For a horror film, no one would expect for this year’s adaptation of Stephen King’s IT to do so well. Fans of the 1986 novel, the 1990 miniseries, and the author’s work in general however have had high hopes. The film began with a budget of $35 million, and this weekend’s opening alone topped box office records. IT‘s opening earned a surprising $117.9 million and is expected to gain another $62 million overseas, making a total of $179 million globally.
According to Variety, IT‘s opening has broken the record for largest September debut, which was previously held by 2015’s Hotel Transylvania 2 ($48.5 million). The film broke the record for the biggest opening by a horror/ supernatural film, previously held by 2011’s Paranormal Activity 3 ($52.6 million). The movie would have topped Deadpool‘s record of $132.4 million as the biggest rated R opening had Hurricane Irma not impeded this happenstance.
Warner Brothers’ President of Domestic Distribution Jeff Goldstein credits the story, the production, and the marketing for the movie’s success. He hopes there will be potentially more horror films if a good story comes to light. The spectacular cast deserves the praise as well.
Keep in mind that this movie only involves the Losers as children, and the director has already made plans for a sequel, which deals with them as adults 27 years later. Goldstein also adds:
“It puts more pressure on us to come up with the best version of the story so we bring fans what they want to see. We’ve had a lot of history with franchises. Some are great, and some we wish we had a little bit more story.
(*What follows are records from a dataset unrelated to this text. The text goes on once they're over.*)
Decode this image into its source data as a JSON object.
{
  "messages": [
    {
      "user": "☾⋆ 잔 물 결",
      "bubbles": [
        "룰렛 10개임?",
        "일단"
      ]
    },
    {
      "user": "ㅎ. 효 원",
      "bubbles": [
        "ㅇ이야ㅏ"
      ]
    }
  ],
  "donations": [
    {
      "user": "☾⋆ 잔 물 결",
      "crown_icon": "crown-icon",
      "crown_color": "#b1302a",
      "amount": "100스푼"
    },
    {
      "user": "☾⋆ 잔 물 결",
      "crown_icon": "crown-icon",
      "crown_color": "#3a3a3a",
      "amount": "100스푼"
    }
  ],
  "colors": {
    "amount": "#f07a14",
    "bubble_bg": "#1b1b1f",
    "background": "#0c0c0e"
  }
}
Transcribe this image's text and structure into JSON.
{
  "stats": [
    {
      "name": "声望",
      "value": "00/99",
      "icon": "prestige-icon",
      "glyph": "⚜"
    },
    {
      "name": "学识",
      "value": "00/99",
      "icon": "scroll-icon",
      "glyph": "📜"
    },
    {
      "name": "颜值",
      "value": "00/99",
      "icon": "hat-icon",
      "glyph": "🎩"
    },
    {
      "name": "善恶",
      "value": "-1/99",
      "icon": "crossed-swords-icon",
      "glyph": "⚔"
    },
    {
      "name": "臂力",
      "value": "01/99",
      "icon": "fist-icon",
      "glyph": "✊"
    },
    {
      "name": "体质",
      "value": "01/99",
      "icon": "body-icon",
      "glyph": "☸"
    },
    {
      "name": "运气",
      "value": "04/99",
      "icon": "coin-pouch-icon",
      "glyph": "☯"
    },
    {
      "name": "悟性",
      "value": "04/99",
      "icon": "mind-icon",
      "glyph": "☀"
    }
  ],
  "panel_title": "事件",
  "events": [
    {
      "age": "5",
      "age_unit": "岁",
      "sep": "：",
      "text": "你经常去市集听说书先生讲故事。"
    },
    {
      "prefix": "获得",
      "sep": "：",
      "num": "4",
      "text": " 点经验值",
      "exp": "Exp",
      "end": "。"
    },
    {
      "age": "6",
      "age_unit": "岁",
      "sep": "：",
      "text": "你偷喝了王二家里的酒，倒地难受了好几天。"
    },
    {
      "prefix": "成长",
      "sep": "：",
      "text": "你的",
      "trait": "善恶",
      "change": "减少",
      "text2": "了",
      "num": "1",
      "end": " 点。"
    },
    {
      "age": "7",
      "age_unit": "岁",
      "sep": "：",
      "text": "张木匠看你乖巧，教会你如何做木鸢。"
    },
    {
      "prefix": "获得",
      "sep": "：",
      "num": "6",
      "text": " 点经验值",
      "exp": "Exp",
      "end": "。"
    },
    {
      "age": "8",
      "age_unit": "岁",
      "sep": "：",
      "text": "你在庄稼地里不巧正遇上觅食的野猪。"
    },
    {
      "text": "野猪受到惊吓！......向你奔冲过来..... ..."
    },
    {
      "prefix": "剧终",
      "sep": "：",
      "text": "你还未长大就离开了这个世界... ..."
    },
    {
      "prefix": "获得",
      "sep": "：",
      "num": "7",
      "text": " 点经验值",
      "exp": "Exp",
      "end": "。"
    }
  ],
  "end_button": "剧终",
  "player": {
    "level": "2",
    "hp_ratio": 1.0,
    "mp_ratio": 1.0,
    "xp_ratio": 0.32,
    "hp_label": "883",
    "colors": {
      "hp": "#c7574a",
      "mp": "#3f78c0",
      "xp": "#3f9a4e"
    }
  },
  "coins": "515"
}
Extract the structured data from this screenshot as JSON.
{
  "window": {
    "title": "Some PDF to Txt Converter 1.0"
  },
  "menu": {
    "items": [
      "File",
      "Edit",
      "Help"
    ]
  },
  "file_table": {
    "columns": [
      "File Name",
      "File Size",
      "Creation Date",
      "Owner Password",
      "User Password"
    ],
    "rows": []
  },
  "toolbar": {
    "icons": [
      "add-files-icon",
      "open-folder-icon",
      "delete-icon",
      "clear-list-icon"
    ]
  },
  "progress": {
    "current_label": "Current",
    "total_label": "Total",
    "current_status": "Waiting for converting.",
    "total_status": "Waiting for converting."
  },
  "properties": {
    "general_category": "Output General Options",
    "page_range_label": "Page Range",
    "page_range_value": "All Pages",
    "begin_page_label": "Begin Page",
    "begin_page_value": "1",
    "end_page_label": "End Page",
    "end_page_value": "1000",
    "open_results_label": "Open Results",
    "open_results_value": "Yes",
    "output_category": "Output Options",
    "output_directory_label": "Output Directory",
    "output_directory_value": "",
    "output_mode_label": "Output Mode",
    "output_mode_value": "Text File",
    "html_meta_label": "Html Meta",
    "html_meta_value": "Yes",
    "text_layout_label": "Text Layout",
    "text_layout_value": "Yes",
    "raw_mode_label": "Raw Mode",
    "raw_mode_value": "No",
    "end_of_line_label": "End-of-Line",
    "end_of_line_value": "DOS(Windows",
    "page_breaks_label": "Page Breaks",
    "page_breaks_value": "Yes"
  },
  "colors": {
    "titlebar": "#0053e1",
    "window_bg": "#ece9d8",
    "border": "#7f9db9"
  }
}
Fortunately, there’s a lot here in this story.”
If you have not yet seen the film, I wrote a rather short article explaining why this movie is worth watching. I assure you that there will not be any jump scares as you read it, but I do urge you to enter the theaters for this film and support its box office. Facing your fears is something you must do, and this movie will teach you more than just that along the way. If you have seen the movie already or do not have any problems whatsoever with spoilers, I also wrote a rather lengthy article reviewing, discussing, and analyzing the novel, the miniseries, and the film (at least, primarily the perhaps pivotal parts pertaining to the Losers as children).
Written by: John Tangalin